Those were the years when I was small, and one of the many attractions of a Sunday morning was a television show for Bollywood songs called Rangoli. Hema Malini ji would host the show, while sharing many anecdotal moments from various eras of the Indian Film Industry. On one such morning when she was talking about heroines, she hesitated and spoke with great humility when she had to talk about herself. A quality that was increasingly disappearing into the self promotional chaos as another restless generation was taking over.
Ram Kamal Mukherjee’s “Hema Malini : Beyond the Dream Girl” reminded me of that diva, confident and charming, yet reasonably restrained, too classy to blow her own trumpet. The book not only captures various momentous or simple events from the actor’s life, but also beautifully presents the very essence and flavour of being Hema Malini.
Released by HarperCollins Publishers India, priced at INR 599, the book is exotic right from its look and feel, with the gorgeous lady smiling gracefully at the beholder and “Beyond the Dream Girl” embossed below in silver. Book reviews often miss out commenting on the covers, but it would be too unfair to not complement the brain which designed this. The silver emboss of the title is reflective of the actor’s monumental rein on silver screen, which makes it a fantastic brand communication. That, along with a foreword by none other than the Prime Minister – again something that hints at Hema Malini’s transition from a dream-girl to a politician – as explored fairly by the biographer in the turn of pages.
The most fascinating aspect about the book is its non-linear narrative. Bound by sub headings, the content travels at its own pace touching upon various phases of Hema Ji’s life as per the demands of each chapter. It doesn’t restrict to stern chronological benchmarks, neither does it impose. Hema Malini is not an easy character to interpret. Her biography shows a conservative upbringing from which it travels too far into the glamour world where she had to balance personal ethics with the collective ideologies of the entertainment industry. And in the process of negotiating the values, she had matured as a person. Documenting this change must have been a laborious task; author Ram Kamal seems to have adopted tremendous discipline to disconnect from his personal bias as an author and represent the actor exactly as she is, his only tools to do so being language and expressions. Her grace and attitude, stubbornness and flexibility, emotions and poise find excellent home in Ram Kamal’s erudite choice of words. That’s the victory of the biographer.
Literature has the power to impress and influence through its inherent beauty. But the most critical use of literature resonates, when the controversial portions of life get mirrored with elegance. A simple reporting of events would have prompted the reader to misunderstand Hema ji’s relationship with the strict ambitious mother, Jaya Chakravarthy, especially since the times of parental domination on youth has already breathed its last. The turbulent period of romance which brought Hema Malini and Dharmendra together after pushing apart many other suiters is also a demanding section of the book, as the innocence and firmness of the two concerned individuals run in parallel.

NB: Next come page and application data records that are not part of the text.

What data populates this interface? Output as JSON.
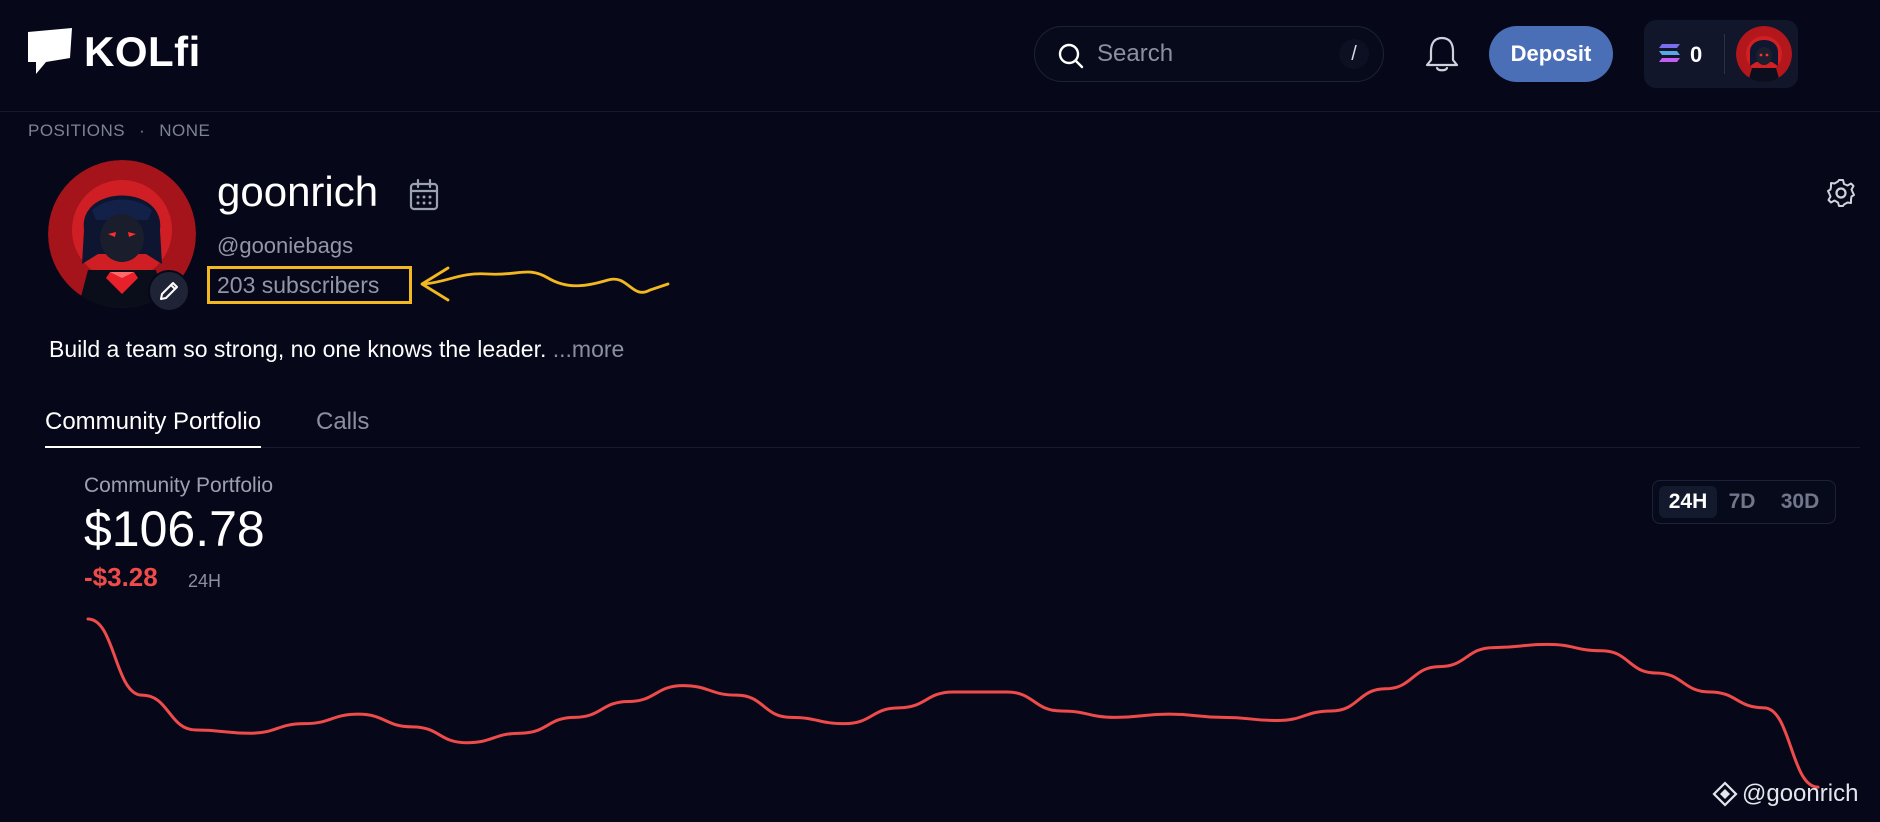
{
  "brand": {
    "name": "KOLfi"
  },
  "header": {
    "search_placeholder": "Search",
    "search_shortcut": "/",
    "deposit_label": "Deposit",
    "wallet_balance": "0"
  },
  "positions": {
    "label": "POSITIONS",
    "separator": "·",
    "value": "NONE"
  },
  "profile": {
    "name": "goonrich",
    "handle": "@gooniebags",
    "subscribers": "203 subscribers",
    "bio": "Build a team so strong, no one knows the leader.",
    "more": "...more"
  },
  "tabs": [
    {
      "label": "Community Portfolio",
      "active": true
    },
    {
      "label": "Calls",
      "active": false
    }
  ],
  "portfolio": {
    "label": "Community Portfolio",
    "value": "$106.78",
    "change": "-$3.28",
    "change_period": "24H",
    "ranges": [
      "24H",
      "7D",
      "30D"
    ],
    "selected_range": "24H"
  },
  "chart_data": {
    "type": "line",
    "title": "",
    "xlabel": "",
    "ylabel": "",
    "grid": false,
    "legend": "none",
    "color": "#ef4b4b",
    "x": [
      0,
      1,
      2,
      3,
      4,
      5,
      6,
      7,
      8,
      9,
      10,
      11,
      12,
      13,
      14,
      15,
      16,
      17,
      18,
      19,
      20,
      21,
      22,
      23,
      24,
      25,
      26,
      27,
      28,
      29,
      30,
      31,
      32
    ],
    "values": [
      112.4,
      110.0,
      108.9,
      108.8,
      109.1,
      109.4,
      109.0,
      108.5,
      108.8,
      109.3,
      109.8,
      110.3,
      110.0,
      109.3,
      109.1,
      109.6,
      110.1,
      110.1,
      109.5,
      109.3,
      109.4,
      109.3,
      109.2,
      109.5,
      110.2,
      110.9,
      111.5,
      111.6,
      111.4,
      110.7,
      110.1,
      109.6,
      107.1
    ],
    "ylim": [
      106,
      113
    ]
  },
  "watermark": {
    "text": "@goonrich"
  },
  "colors": {
    "accent": "#4a6fb7",
    "negative": "#ef4b4b",
    "highlight": "#f3b81f",
    "background": "#060819"
  },
  "icons": {
    "search": "search-icon",
    "bell": "bell-icon",
    "wallet": "solana-icon",
    "calendar": "calendar-icon",
    "edit": "pencil-icon",
    "settings": "gear-icon",
    "watermark": "binance-icon"
  }
}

The book stands out for its extensive research. Along with maintaining the factual perfection, the imagery it creates at different places is exemplary. Sample this. “If there is one thing Hema loved about Bombay, it was the sea. A quiet, commanding presence, a refuge for the soul and, for the great city, an abiding friend – like many, she was irresistibly drawn to it.” At different opportune moments, Hema Malini’s natural sophistication has merged with the philosophy that blessed her career. “Kamal Arohi was always known as a director with a penchant for spectacular productions. Many considered his obsession with grandeur excessive. Sometimes unreasonable. But reason has seldom produced brilliance.” The pregnant actor shooting for the film, Razia Sultan on horseback leaves the reader struggling to process that level of dangerous dedication! The financial mess that life put her through during the ‘80’s must be news to the audience, but what shines out is, “Dharmendra offered to help, but she would have none of it. It was her mistake and she would do whatever was needed to make amends”! This shows a mind-set that is extremely modern and brave, unwilling to succumb in distress. The reader can’t help but bow down before the diva’s tremendous sense of self-respect.
One of the most touching tales from Hema Malini’s life was the making of Meera. The producer had run out of budget and had offered only a meagre daily wage to the actor, which was delivered to her after each shoot, in an envelope. The book discloses that those cheques still lie with her, safe and sealed!
A path that ran into phases – from a Bharatanatyam student to a stage performer, from Bollywood phenomena to a vulnerable lover, from a mother to a politician – Hema Malini : Beyond the Dream Girl made an attempt to explore her feminist veins. Her brand of feminism has never been coupled with destructive aggression. Rather, with demure but resolute control over the course of her journey, Hema ji inspires with perfect coordination between obedience and rebel.
That, is path-breaking and ever-lasting!